───── SOURCE DATA

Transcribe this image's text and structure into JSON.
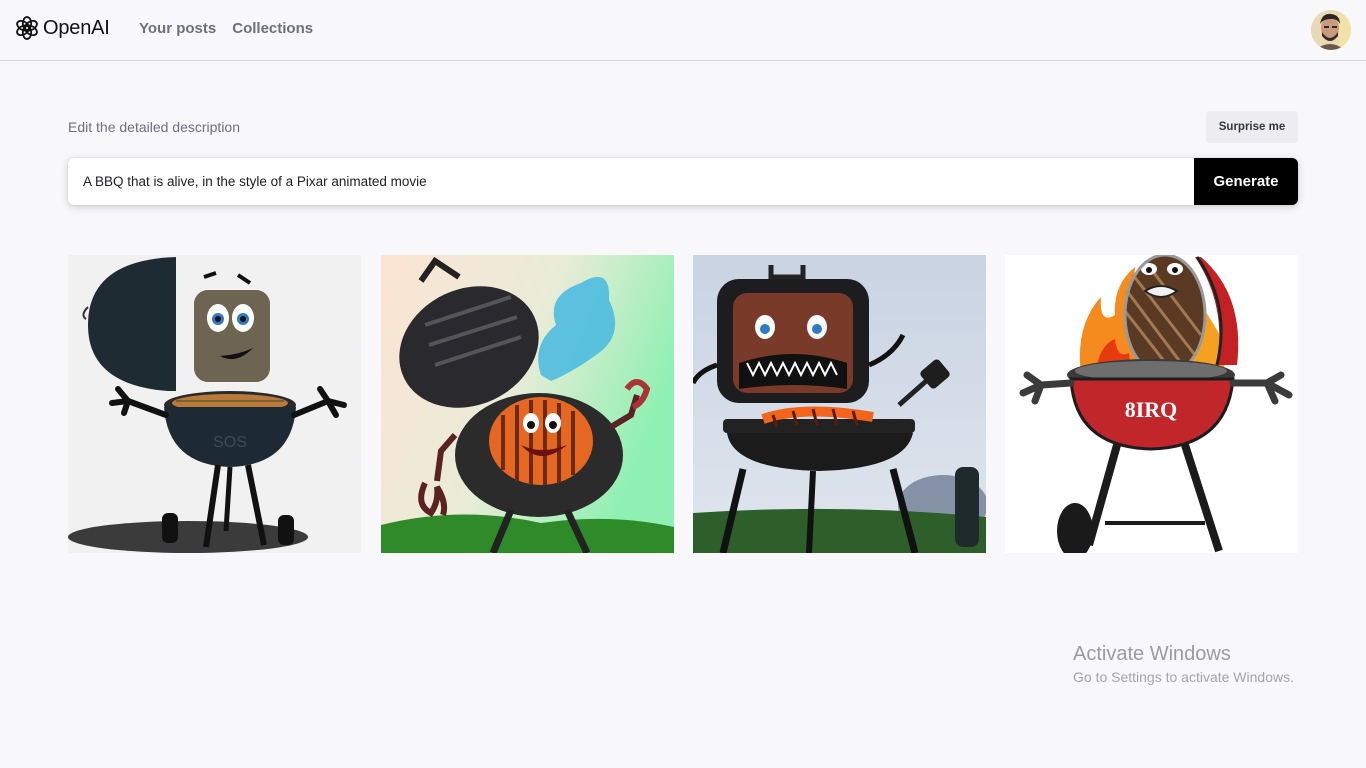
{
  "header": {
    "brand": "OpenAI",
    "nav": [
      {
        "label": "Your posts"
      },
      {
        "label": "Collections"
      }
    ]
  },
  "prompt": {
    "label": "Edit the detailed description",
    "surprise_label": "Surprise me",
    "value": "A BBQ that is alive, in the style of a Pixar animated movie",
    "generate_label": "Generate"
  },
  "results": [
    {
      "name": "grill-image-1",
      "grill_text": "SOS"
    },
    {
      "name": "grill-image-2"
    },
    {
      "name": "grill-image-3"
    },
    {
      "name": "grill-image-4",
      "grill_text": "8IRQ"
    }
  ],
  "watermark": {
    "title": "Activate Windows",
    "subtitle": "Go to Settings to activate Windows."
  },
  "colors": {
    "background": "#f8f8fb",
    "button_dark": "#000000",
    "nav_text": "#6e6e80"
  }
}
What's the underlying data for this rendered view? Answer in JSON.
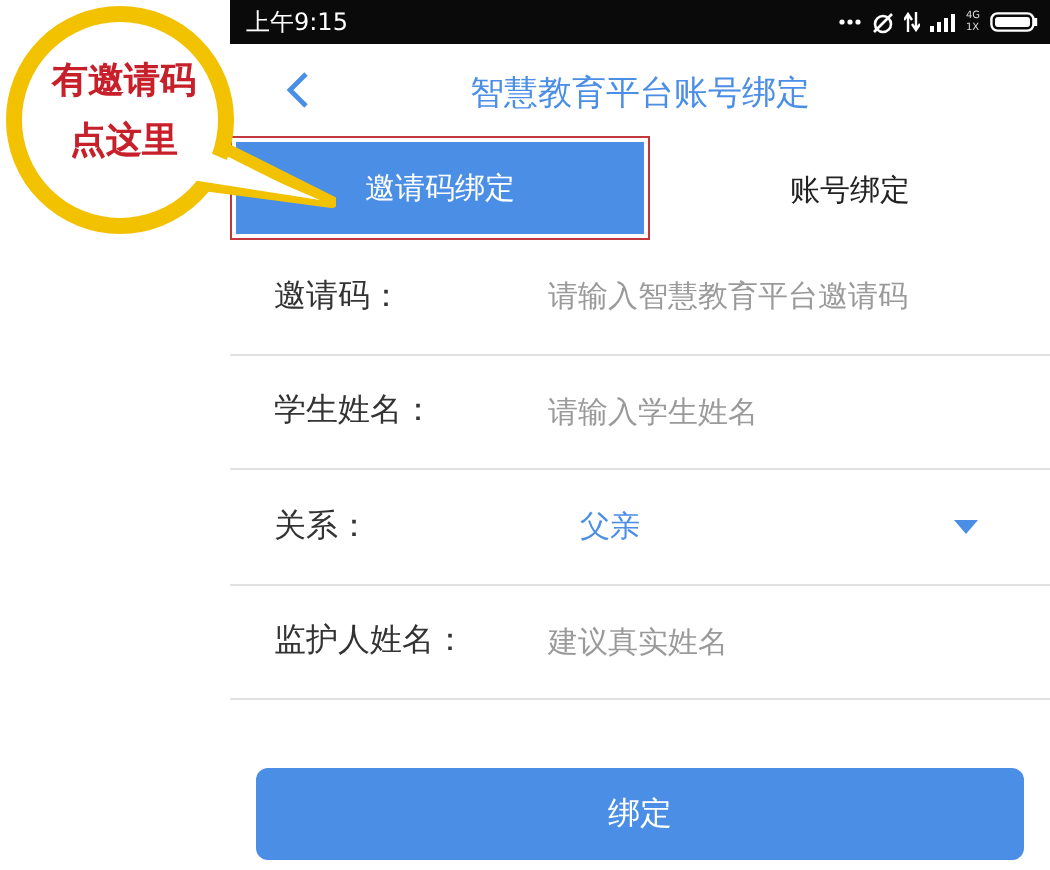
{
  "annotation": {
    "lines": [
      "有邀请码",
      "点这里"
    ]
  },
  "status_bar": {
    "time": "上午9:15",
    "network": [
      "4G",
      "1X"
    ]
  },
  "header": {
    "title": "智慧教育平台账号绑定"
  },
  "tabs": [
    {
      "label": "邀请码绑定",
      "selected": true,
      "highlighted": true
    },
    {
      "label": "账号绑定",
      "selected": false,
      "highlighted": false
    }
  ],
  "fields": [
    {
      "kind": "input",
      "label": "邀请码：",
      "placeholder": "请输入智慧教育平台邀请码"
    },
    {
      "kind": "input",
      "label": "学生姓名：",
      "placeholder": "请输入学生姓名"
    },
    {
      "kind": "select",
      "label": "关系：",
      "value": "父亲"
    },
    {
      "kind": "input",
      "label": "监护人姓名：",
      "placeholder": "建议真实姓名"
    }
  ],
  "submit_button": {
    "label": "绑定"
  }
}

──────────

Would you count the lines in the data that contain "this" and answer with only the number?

2